    • Your mom is right, you could do that but it seems like a pain in the rear right? Personally I would replant it. Orchids are much hardier than we tend to think. I have repotted a couple of my orchids with great success! In fact, I have a Keiki (a baby plant that sprouted from the mother plant) that I will be repotting this week! I really like Miracle Grow Orchid Potting Mix. Check the type of orchid you have! When you buy a plant from the store there is usually a tag with the name and care instructions.

  5. Maybe I’ve just been one of the lucky ones. I just couldn’t get a good understanding of the proper water for my Orchid. Neither ice or weekly soaking was working and the roots began to die. I read that Orchid would and would not do well in water alone but I gave it a try just the same for about three months and the roots started to grow back very strong. So I removed it from the water and have now replanted it back into a pot wit good drainage and some Fer Bark and I will now try your suggested method…. Wish me luck.

    • Good luck! I have had great success with this method and so have many others. It sounds like the soaking method you tried may have brought back an orchid that was dying. Some good quality orchid food might be a good idea as well.

    • Hi Cynthia! Thank you! β™₯ I use Miracle Grow Orchid Potting Mix, the coarse blend. It is specifically formulated for Epiphyte Orchids: Phalaenopsis, Cattleya, Epidendrum & Dendrobium orchids. These are the most commonly found orchids in stores πŸ™‚

  6. Thanks for this. I am a complete novice however what I’m doing is working! I appreciate the link to the keiki as I had one appear and wasn’t sure what to do. They’re gorgeous plants and so enjoyable to grow

  7. thank you for the info!
    I had a large orchid that was given to me for valentines and I would water it 6oz like it instructed but died.
    I got another orchid last week as an anniversary present and I was told by a friend whos had her orchid for a year that she only waters hers once a week but does only 2 tablespoons of water.
    What are your thoughts on that?
    I pour the water right on the roots would that be an issue?
    also two of the bottom leaves went from a deep green to a light green almost yellowish color, why would that be? thank you for your help!

    • You’re welcome! The two tablespoons once a week is good. It can work well for some folks. I live in a very dry place. High mountain dessert. This method did work for me because of the lack of humidity. Water directly on roots is not a problem, just the ice. It’s way too cold and can damage the roots. The yellowing of leaves could be disease or it just needs more water. Hope this helps! Good luck!

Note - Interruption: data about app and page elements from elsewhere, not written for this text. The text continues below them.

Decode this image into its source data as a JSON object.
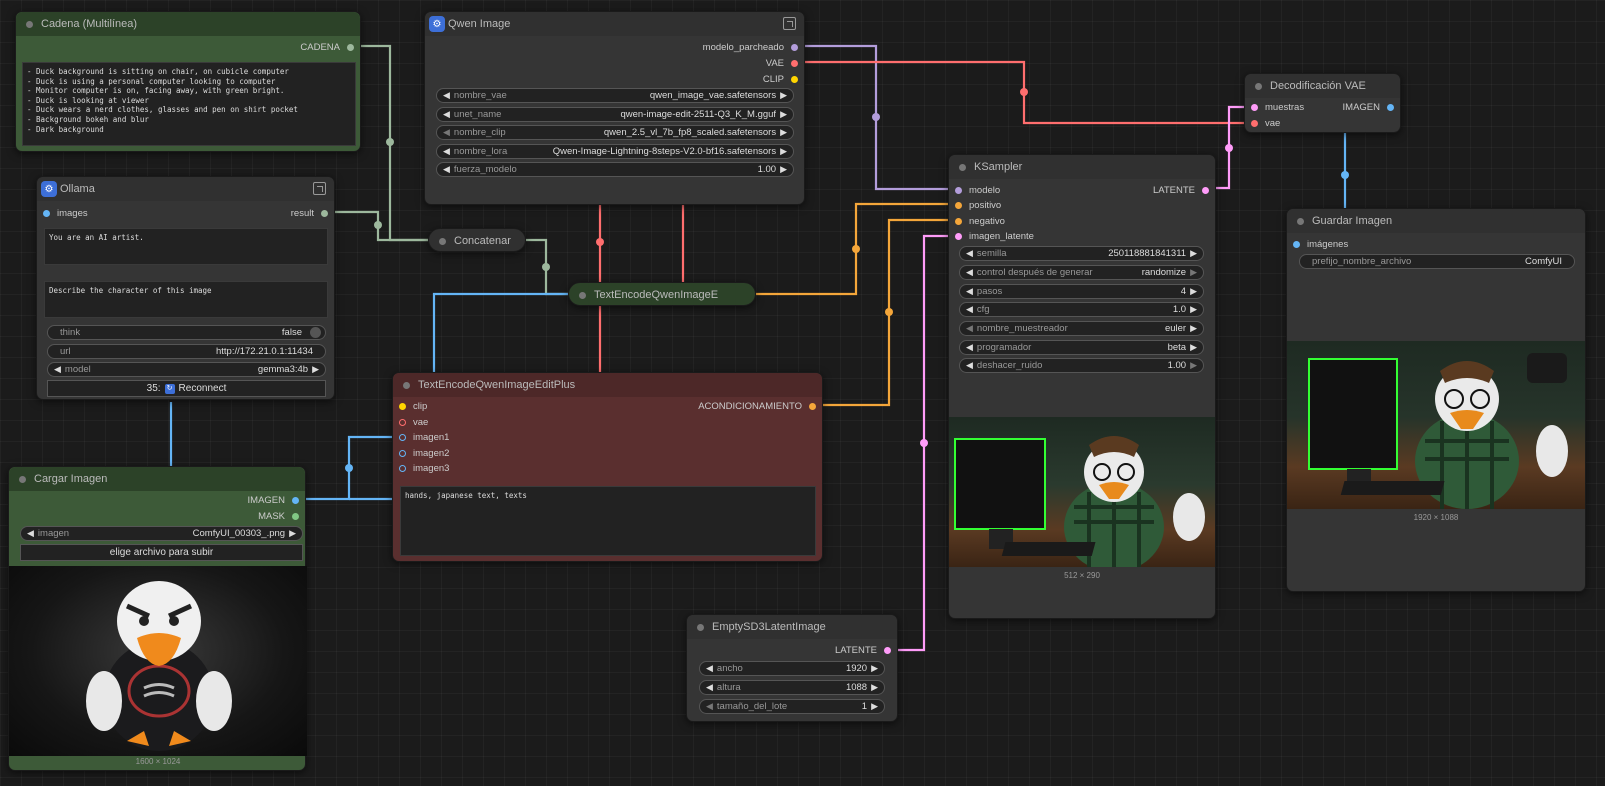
{
  "colors": {
    "conditioning": "#f4a63a",
    "vae": "#ff6e6e",
    "clip": "#ffd500",
    "model": "#b39ddb",
    "latent": "#ff9cf9",
    "image": "#64b5f6",
    "string": "#9db89d",
    "green_node": "#3d5a38",
    "red_node": "#5a2f2f",
    "green_header": "#2c4228",
    "red_header": "#4d2828"
  },
  "nodes": {
    "cadena": {
      "title": "Cadena (Multilínea)",
      "output_label": "CADENA",
      "text": "- Duck background is sitting on chair, on cubicle computer\n- Duck is using a personal computer looking to computer\n- Monitor computer is on, facing away, with green bright.\n- Duck is looking at viewer\n- Duck wears a nerd clothes, glasses and pen on shirt pocket\n- Background bokeh and blur\n- Dark background"
    },
    "ollama": {
      "title": "Ollama",
      "input_label": "images",
      "output_label": "result",
      "system_prompt": "You are an AI artist.",
      "prompt": "Describe the character of this image",
      "think_label": "think",
      "think_value": "false",
      "url_label": "url",
      "url_value": "http://172.21.0.1:11434",
      "model_label": "model",
      "model_value": "gemma3:4b",
      "reconnect_prefix": "35:",
      "reconnect_label": "Reconnect"
    },
    "cargar": {
      "title": "Cargar Imagen",
      "out_image": "IMAGEN",
      "out_mask": "MASK",
      "imagen_label": "imagen",
      "imagen_value": "ComfyUI_00303_.png",
      "upload_label": "elige archivo para subir",
      "caption": "1600 × 1024"
    },
    "qwen": {
      "title": "Qwen Image",
      "out_model": "modelo_parcheado",
      "out_vae": "VAE",
      "out_clip": "CLIP",
      "widgets": [
        {
          "label": "nombre_vae",
          "value": "qwen_image_vae.safetensors"
        },
        {
          "label": "unet_name",
          "value": "qwen-image-edit-2511-Q3_K_M.gguf"
        },
        {
          "label": "nombre_clip",
          "value": "qwen_2.5_vl_7b_fp8_scaled.safetensors"
        },
        {
          "label": "nombre_lora",
          "value": "Qwen-Image-Lightning-8steps-V2.0-bf16.safetensors"
        },
        {
          "label": "fuerza_modelo",
          "value": "1.00"
        }
      ]
    },
    "concat": {
      "title": "Concatenar"
    },
    "tenc": {
      "title": "TextEncodeQwenImageE"
    },
    "plus": {
      "title": "TextEncodeQwenImageEditPlus",
      "inputs": [
        "clip",
        "vae",
        "imagen1",
        "imagen2",
        "imagen3"
      ],
      "output_label": "ACONDICIONAMIENTO",
      "text": "hands, japanese text, texts"
    },
    "ksampler": {
      "title": "KSampler",
      "inputs": [
        "modelo",
        "positivo",
        "negativo",
        "imagen_latente"
      ],
      "output_label": "LATENTE",
      "widgets": [
        {
          "label": "semilla",
          "value": "250118881841311"
        },
        {
          "label": "control después de generar",
          "value": "randomize"
        },
        {
          "label": "pasos",
          "value": "4"
        },
        {
          "label": "cfg",
          "value": "1.0"
        },
        {
          "label": "nombre_muestreador",
          "value": "euler"
        },
        {
          "label": "programador",
          "value": "beta"
        },
        {
          "label": "deshacer_ruido",
          "value": "1.00"
        }
      ],
      "caption": "512 × 290"
    },
    "vaedec": {
      "title": "Decodificación VAE",
      "in_samples": "muestras",
      "in_vae": "vae",
      "output_label": "IMAGEN"
    },
    "guardar": {
      "title": "Guardar Imagen",
      "input_label": "imágenes",
      "prefix_label": "prefijo_nombre_archivo",
      "prefix_value": "ComfyUI",
      "caption": "1920 × 1088"
    },
    "empty": {
      "title": "EmptySD3LatentImage",
      "output_label": "LATENTE",
      "widgets": [
        {
          "label": "ancho",
          "value": "1920"
        },
        {
          "label": "altura",
          "value": "1088"
        },
        {
          "label": "tamaño_del_lote",
          "value": "1"
        }
      ]
    }
  }
}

Leave a Reply

Your email address will not be published. Required fields are marked *

12 − three =

This site uses Akismet to reduce spam. Learn how your comment data is processed.